_EXERCISE:_ Would you retype every entry that follows without altering a word?

(RECORD SET Opens)

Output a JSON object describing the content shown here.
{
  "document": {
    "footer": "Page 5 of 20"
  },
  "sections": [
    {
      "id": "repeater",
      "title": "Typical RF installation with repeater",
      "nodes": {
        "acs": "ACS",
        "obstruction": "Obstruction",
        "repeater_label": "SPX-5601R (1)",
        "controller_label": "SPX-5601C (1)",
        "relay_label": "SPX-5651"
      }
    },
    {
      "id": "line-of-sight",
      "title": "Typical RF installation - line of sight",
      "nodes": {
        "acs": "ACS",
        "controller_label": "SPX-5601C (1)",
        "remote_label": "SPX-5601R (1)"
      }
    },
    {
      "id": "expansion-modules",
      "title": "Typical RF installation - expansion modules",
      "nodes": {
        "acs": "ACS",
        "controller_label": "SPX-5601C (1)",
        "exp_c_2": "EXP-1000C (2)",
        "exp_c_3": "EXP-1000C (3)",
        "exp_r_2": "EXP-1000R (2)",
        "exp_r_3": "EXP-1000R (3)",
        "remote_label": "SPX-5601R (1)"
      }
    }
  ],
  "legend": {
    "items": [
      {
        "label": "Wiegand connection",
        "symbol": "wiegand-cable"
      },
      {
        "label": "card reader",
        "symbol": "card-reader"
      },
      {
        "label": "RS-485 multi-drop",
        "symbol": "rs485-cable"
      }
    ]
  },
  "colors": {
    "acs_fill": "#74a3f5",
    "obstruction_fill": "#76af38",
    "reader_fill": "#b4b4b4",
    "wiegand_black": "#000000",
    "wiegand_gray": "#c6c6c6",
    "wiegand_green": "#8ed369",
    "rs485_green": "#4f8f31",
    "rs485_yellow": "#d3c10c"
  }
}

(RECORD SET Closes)

_RESPONSE TO THE EXERCISE:_
Output a JSON object describing the content shown here.
{
  "document": {
    "footer": "Page 5 of 20"
  },
  "sections": [
    {
      "id": "repeater",
      "title": "Typical RF installation with repeater",
      "nodes": {
        "acs": "ACS",
        "obstruction": "Obstruction",
        "repeater_label": "SPX-5601R (1)",
        "controller_label": "SPX-5601C (1)",
        "relay_label": "SPX-5651"
      }
    },
    {
      "id": "line-of-sight",
      "title": "Typical RF installation - line of sight",
      "nodes": {
        "acs": "ACS",
        "controller_label": "SPX-5601C (1)",
        "remote_label": "SPX-5601R (1)"
      }
    },
    {
      "id": "expansion-modules",
      "title": "Typical RF installation - expansion modules",
      "nodes": {
        "acs": "ACS",
        "controller_label": "SPX-5601C (1)",
        "exp_c_2": "EXP-1000C (2)",
        "exp_c_3": "EXP-1000C (3)",
        "exp_r_2": "EXP-1000R (2)",
        "exp_r_3": "EXP-1000R (3)",
        "remote_label": "SPX-5601R (1)"
      }
    }
  ],
  "legend": {
    "items": [
      {
        "label": "Wiegand connection",
        "symbol": "wiegand-cable"
      },
      {
        "label": "card reader",
        "symbol": "card-reader"
      },
      {
        "label": "RS-485 multi-drop",
        "symbol": "rs485-cable"
      }
    ]
  },
  "colors": {
    "acs_fill": "#74a3f5",
    "obstruction_fill": "#76af38",
    "reader_fill": "#b4b4b4",
    "wiegand_black": "#000000",
    "wiegand_gray": "#c6c6c6",
    "wiegand_green": "#8ed369",
    "rs485_green": "#4f8f31",
    "rs485_yellow": "#d3c10c"
  }
}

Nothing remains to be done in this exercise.